Other lands on the Phibbs estate were bought by the Lindsay and McDermott families.

LISHEEN HOUSE (formerly Seafield), near Ballysadare, County Sligo, although now in a ruinous state, casts an impressive presence on the landscape.

Many clues as to its original state survive, including some fine stonework to the facades, chimneys, and openings.

This was clearly a house rich in history and skilfully designed.

The Sligo architect John Benson, who designed the house, was knighted for designing the building at the Dublin Exhibition of 1853.

Lisheen is a two-storey rendered house, built ca 1842, now ruinous.

Symmetrical main elevations, extensive vegetation growth internally and externally; roof collapsed; remains of chimney-stacks survive; section of moulded eaves cornice survives.

Painted smooth-rendered walling, horizontal banding between floors, plain pilasters to corners, moulded dado, ashlar limestone plinth.

Square-headed full-height window openings, moulded architraves, entablatures supported on console brackets, all evidence of timber windows missing.

No evidence of entrance doors survive; all internal finishes and features removed; remote location in fields.

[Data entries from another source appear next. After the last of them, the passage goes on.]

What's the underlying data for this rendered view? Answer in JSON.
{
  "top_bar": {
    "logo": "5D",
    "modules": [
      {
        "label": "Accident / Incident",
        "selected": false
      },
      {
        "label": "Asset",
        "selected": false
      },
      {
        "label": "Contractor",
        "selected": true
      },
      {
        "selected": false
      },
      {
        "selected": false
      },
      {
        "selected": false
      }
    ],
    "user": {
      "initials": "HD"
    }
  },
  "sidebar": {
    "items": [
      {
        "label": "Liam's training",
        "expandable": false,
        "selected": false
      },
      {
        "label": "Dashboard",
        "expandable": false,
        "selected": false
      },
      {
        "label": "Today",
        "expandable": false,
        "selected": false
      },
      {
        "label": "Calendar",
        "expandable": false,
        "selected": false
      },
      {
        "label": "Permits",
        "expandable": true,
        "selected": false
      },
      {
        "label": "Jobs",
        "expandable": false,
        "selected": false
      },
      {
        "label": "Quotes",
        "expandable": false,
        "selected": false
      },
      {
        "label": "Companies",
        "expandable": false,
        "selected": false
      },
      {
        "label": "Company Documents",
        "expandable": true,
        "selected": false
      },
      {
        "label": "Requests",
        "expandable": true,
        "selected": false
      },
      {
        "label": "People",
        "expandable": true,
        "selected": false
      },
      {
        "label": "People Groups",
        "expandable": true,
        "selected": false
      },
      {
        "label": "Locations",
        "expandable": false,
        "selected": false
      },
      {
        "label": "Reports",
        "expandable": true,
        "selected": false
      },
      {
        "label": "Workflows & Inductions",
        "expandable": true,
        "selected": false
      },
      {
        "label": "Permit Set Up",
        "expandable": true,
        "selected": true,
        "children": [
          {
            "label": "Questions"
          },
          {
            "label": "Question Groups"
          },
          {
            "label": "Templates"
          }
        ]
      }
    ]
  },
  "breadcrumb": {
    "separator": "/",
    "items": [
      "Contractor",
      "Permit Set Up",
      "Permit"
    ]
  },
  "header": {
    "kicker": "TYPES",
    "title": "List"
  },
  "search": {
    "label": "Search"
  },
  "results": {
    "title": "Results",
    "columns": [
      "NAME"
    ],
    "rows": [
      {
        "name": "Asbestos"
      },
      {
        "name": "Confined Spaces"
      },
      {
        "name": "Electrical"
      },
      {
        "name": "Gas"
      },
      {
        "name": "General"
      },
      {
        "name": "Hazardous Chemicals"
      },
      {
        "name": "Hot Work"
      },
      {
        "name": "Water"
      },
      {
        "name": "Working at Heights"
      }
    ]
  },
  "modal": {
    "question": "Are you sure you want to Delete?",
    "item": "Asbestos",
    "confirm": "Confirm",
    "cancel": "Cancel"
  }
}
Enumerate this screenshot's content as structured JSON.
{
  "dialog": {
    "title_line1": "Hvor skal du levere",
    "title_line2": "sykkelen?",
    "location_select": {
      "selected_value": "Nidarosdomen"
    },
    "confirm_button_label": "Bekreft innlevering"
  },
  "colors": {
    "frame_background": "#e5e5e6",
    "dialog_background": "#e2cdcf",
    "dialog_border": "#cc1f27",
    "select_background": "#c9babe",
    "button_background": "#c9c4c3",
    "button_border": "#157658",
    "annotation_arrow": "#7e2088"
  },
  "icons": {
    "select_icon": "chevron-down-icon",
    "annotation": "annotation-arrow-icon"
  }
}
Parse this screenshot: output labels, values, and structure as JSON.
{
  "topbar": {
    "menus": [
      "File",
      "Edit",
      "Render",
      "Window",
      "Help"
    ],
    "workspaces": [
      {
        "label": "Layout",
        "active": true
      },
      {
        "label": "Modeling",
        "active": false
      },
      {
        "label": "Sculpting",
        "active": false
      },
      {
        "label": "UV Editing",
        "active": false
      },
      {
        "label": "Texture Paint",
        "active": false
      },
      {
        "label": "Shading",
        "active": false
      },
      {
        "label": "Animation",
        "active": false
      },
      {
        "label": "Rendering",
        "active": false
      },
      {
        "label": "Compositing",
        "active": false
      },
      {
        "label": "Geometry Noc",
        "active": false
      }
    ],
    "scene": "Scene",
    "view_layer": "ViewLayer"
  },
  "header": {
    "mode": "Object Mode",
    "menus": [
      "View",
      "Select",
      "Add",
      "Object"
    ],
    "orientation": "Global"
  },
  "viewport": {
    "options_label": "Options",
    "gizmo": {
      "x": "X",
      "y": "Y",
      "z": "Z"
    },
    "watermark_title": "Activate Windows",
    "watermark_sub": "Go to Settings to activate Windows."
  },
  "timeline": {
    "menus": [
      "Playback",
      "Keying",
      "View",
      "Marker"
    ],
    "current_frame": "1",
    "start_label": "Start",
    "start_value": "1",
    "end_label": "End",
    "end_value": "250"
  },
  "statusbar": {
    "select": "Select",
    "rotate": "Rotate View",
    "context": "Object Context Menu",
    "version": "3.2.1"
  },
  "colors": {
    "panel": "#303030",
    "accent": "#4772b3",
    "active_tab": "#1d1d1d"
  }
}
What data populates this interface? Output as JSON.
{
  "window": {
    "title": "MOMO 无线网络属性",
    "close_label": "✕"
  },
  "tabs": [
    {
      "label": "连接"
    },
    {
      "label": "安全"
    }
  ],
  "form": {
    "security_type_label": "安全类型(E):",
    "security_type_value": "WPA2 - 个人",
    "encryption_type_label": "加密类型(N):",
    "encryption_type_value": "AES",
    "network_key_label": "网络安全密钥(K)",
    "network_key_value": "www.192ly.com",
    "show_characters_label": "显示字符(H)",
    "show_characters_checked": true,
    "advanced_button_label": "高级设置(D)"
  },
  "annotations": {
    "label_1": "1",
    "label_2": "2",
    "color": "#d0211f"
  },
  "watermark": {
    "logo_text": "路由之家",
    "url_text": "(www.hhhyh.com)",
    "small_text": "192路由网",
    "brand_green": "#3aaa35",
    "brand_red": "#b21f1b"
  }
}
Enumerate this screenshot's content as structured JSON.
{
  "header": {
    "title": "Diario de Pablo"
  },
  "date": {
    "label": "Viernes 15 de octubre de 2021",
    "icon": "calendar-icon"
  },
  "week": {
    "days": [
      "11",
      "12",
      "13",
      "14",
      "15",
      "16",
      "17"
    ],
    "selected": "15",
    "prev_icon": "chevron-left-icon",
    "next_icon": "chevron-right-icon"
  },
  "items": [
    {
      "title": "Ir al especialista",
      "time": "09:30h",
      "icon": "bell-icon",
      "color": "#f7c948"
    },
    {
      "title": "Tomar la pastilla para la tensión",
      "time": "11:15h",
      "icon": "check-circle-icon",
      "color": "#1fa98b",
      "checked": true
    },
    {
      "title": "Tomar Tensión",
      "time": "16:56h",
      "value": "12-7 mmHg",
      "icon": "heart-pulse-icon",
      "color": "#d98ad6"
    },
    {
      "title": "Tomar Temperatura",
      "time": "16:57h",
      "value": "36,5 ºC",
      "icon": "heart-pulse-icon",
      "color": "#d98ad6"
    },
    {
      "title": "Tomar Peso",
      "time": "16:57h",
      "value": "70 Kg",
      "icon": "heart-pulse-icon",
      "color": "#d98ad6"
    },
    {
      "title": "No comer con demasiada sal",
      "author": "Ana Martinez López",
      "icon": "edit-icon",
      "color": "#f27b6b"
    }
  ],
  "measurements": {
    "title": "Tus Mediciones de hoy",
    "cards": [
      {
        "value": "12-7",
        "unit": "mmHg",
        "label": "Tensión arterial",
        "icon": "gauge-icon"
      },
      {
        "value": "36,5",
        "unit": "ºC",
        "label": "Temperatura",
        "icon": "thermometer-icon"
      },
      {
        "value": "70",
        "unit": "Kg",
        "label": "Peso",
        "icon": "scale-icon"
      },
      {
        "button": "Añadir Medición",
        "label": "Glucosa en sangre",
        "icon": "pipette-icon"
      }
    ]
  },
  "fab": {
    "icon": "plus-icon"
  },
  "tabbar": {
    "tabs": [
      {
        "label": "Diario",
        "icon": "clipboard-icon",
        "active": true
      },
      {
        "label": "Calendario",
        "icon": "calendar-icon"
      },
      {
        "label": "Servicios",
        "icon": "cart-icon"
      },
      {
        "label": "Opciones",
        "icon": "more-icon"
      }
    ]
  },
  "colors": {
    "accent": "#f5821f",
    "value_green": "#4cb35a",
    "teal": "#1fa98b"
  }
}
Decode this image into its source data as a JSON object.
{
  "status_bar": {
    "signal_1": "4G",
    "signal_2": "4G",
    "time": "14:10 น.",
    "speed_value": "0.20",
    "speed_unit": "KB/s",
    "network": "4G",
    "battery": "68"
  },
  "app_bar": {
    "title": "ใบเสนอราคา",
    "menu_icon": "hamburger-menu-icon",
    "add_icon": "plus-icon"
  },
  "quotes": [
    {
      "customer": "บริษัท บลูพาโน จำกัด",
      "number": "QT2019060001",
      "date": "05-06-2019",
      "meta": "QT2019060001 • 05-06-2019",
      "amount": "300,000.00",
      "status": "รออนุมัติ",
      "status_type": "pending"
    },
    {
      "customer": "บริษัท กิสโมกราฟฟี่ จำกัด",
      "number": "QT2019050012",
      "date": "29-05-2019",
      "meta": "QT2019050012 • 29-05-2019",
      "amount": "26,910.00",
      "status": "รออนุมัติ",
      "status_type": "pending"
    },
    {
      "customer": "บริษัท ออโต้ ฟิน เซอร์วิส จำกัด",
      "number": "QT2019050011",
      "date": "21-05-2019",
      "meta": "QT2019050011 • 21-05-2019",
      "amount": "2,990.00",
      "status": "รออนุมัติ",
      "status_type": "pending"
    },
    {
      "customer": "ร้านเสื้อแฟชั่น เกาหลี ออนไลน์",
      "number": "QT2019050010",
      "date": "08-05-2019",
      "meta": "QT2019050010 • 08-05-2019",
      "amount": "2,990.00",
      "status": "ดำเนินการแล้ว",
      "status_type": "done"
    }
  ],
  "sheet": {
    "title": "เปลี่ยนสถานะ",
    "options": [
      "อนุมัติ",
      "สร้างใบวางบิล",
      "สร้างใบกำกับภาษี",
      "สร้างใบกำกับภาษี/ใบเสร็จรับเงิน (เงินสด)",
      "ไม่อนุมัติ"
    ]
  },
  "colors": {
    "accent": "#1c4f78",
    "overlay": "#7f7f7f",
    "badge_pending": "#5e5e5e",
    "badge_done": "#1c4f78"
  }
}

First published in November, 2012.


JPM2017 said...

Is one able to visit Lisheen House? How best to approach? Maps show it well off of the road, appearing to be on private property.

Fred said...

For what it is worth, I visited the old Lisheen House in 2002, then standing in a cow paddock on land owned by a dairy farmer. He was quite happy for us to explore and take photos.